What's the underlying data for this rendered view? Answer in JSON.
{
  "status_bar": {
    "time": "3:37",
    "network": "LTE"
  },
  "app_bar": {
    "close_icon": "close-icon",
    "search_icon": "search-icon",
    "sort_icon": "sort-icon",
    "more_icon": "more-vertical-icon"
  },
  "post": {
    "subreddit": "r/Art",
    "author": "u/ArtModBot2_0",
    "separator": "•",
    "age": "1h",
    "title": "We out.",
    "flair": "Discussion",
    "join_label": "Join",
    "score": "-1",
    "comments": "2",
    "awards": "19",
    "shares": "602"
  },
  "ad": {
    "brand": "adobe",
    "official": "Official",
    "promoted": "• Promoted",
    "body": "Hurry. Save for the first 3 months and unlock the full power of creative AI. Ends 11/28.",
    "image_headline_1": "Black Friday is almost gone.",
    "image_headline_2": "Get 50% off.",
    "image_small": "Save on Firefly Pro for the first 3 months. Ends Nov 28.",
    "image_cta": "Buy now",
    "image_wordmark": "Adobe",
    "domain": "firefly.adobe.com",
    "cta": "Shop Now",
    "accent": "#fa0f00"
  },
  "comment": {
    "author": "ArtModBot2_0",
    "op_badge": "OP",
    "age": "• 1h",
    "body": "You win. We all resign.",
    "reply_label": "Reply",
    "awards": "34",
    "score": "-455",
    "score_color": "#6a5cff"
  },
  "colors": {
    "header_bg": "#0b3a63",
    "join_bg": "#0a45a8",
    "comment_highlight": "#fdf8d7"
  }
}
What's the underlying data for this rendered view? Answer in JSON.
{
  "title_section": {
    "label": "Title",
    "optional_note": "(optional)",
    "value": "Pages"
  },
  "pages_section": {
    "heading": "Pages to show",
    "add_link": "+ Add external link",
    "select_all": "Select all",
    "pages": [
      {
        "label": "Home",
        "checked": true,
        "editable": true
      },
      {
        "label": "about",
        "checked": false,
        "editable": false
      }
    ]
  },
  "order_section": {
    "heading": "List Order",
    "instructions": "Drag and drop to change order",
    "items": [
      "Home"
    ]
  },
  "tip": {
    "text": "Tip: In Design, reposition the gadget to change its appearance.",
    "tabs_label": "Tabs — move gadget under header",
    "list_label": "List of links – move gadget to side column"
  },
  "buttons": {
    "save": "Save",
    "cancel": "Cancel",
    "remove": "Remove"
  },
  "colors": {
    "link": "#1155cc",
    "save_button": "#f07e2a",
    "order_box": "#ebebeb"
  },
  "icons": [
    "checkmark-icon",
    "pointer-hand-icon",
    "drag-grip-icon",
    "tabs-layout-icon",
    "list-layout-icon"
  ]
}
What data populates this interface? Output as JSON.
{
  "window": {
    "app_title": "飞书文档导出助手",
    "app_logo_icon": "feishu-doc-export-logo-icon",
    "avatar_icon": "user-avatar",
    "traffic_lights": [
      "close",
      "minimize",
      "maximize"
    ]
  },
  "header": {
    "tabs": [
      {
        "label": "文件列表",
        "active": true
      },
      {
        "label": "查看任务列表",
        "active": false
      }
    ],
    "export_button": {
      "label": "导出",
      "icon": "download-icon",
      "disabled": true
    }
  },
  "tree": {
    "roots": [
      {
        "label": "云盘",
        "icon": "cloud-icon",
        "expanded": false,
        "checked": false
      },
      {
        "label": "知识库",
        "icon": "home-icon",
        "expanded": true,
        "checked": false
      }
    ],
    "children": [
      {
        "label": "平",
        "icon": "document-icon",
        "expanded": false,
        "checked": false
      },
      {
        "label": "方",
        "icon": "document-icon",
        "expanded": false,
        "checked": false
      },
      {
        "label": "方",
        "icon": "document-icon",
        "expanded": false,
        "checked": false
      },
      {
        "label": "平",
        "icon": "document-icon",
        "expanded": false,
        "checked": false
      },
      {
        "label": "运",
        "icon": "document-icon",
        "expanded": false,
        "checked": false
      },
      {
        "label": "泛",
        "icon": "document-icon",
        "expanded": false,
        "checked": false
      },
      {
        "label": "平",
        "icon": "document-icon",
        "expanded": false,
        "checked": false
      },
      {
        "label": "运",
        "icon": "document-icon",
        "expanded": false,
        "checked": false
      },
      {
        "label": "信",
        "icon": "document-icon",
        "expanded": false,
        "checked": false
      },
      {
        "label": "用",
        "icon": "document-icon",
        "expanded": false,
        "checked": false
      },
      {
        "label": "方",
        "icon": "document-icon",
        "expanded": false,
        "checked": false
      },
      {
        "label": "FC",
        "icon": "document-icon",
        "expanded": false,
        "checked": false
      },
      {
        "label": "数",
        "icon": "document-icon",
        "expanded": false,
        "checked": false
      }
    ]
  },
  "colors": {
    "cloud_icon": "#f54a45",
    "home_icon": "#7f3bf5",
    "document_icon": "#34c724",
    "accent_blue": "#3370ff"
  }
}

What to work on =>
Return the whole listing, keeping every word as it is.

Completed task =>
What's the underlying data for this rendered view? Answer in JSON.
{
  "status_bar": {
    "time": "3:37",
    "network": "LTE"
  },
  "app_bar": {
    "close_icon": "close-icon",
    "search_icon": "search-icon",
    "sort_icon": "sort-icon",
    "more_icon": "more-vertical-icon"
  },
  "post": {
    "subreddit": "r/Art",
    "author": "u/ArtModBot2_0",
    "separator": "•",
    "age": "1h",
    "title": "We out.",
    "flair": "Discussion",
    "join_label": "Join",
    "score": "-1",
    "comments": "2",
    "awards": "19",
    "shares": "602"
  },
  "ad": {
    "brand": "adobe",
    "official": "Official",
    "promoted": "• Promoted",
    "body": "Hurry. Save for the first 3 months and unlock the full power of creative AI. Ends 11/28.",
    "image_headline_1": "Black Friday is almost gone.",
    "image_headline_2": "Get 50% off.",
    "image_small": "Save on Firefly Pro for the first 3 months. Ends Nov 28.",
    "image_cta": "Buy now",
    "image_wordmark": "Adobe",
    "domain": "firefly.adobe.com",
    "cta": "Shop Now",
    "accent": "#fa0f00"
  },
  "comment": {
    "author": "ArtModBot2_0",
    "op_badge": "OP",
    "age": "• 1h",
    "body": "You win. We all resign.",
    "reply_label": "Reply",
    "awards": "34",
    "score": "-455",
    "score_color": "#6a5cff"
  },
  "colors": {
    "header_bg": "#0b3a63",
    "join_bg": "#0a45a8",
    "comment_highlight": "#fdf8d7"
  }
}
What's the underlying data for this rendered view? Answer in JSON.
{
  "title_section": {
    "label": "Title",
    "optional_note": "(optional)",
    "value": "Pages"
  },
  "pages_section": {
    "heading": "Pages to show",
    "add_link": "+ Add external link",
    "select_all": "Select all",
    "pages": [
      {
        "label": "Home",
        "checked": true,
        "editable": true
      },
      {
        "label": "about",
        "checked": false,
        "editable": false
      }
    ]
  },
  "order_section": {
    "heading": "List Order",
    "instructions": "Drag and drop to change order",
    "items": [
      "Home"
    ]
  },
  "tip": {
    "text": "Tip: In Design, reposition the gadget to change its appearance.",
    "tabs_label": "Tabs — move gadget under header",
    "list_label": "List of links – move gadget to side column"
  },
  "buttons": {
    "save": "Save",
    "cancel": "Cancel",
    "remove": "Remove"
  },
  "colors": {
    "link": "#1155cc",
    "save_button": "#f07e2a",
    "order_box": "#ebebeb"
  },
  "icons": [
    "checkmark-icon",
    "pointer-hand-icon",
    "drag-grip-icon",
    "tabs-layout-icon",
    "list-layout-icon"
  ]
}
What data populates this interface? Output as JSON.
{
  "window": {
    "app_title": "飞书文档导出助手",
    "app_logo_icon": "feishu-doc-export-logo-icon",
    "avatar_icon": "user-avatar",
    "traffic_lights": [
      "close",
      "minimize",
      "maximize"
    ]
  },
  "header": {
    "tabs": [
      {
        "label": "文件列表",
        "active": true
      },
      {
        "label": "查看任务列表",
        "active": false
      }
    ],
    "export_button": {
      "label": "导出",
      "icon": "download-icon",
      "disabled": true
    }
  },
  "tree": {
    "roots": [
      {
        "label": "云盘",
        "icon": "cloud-icon",
        "expanded": false,
        "checked": false
      },
      {
        "label": "知识库",
        "icon": "home-icon",
        "expanded": true,
        "checked": false
      }
    ],
    "children": [
      {
        "label": "平",
        "icon": "document-icon",
        "expanded": false,
        "checked": false
      },
      {
        "label": "方",
        "icon": "document-icon",
        "expanded": false,
        "checked": false
      },
      {
        "label": "方",
        "icon": "document-icon",
        "expanded": false,
        "checked": false
      },
      {
        "label": "平",
        "icon": "document-icon",
        "expanded": false,
        "checked": false
      },
      {
        "label": "运",
        "icon": "document-icon",
        "expanded": false,
        "checked": false
      },
      {
        "label": "泛",
        "icon": "document-icon",
        "expanded": false,
        "checked": false
      },
      {
        "label": "平",
        "icon": "document-icon",
        "expanded": false,
        "checked": false
      },
      {
        "label": "运",
        "icon": "document-icon",
        "expanded": false,
        "checked": false
      },
      {
        "label": "信",
        "icon": "document-icon",
        "expanded": false,
        "checked": false
      },
      {
        "label": "用",
        "icon": "document-icon",
        "expanded": false,
        "checked": false
      },
      {
        "label": "方",
        "icon": "document-icon",
        "expanded": false,
        "checked": false
      },
      {
        "label": "FC",
        "icon": "document-icon",
        "expanded": false,
        "checked": false
      },
      {
        "label": "数",
        "icon": "document-icon",
        "expanded": false,
        "checked": false
      }
    ]
  },
  "colors": {
    "cloud_icon": "#f54a45",
    "home_icon": "#7f3bf5",
    "document_icon": "#34c724",
    "accent_blue": "#3370ff"
  }
}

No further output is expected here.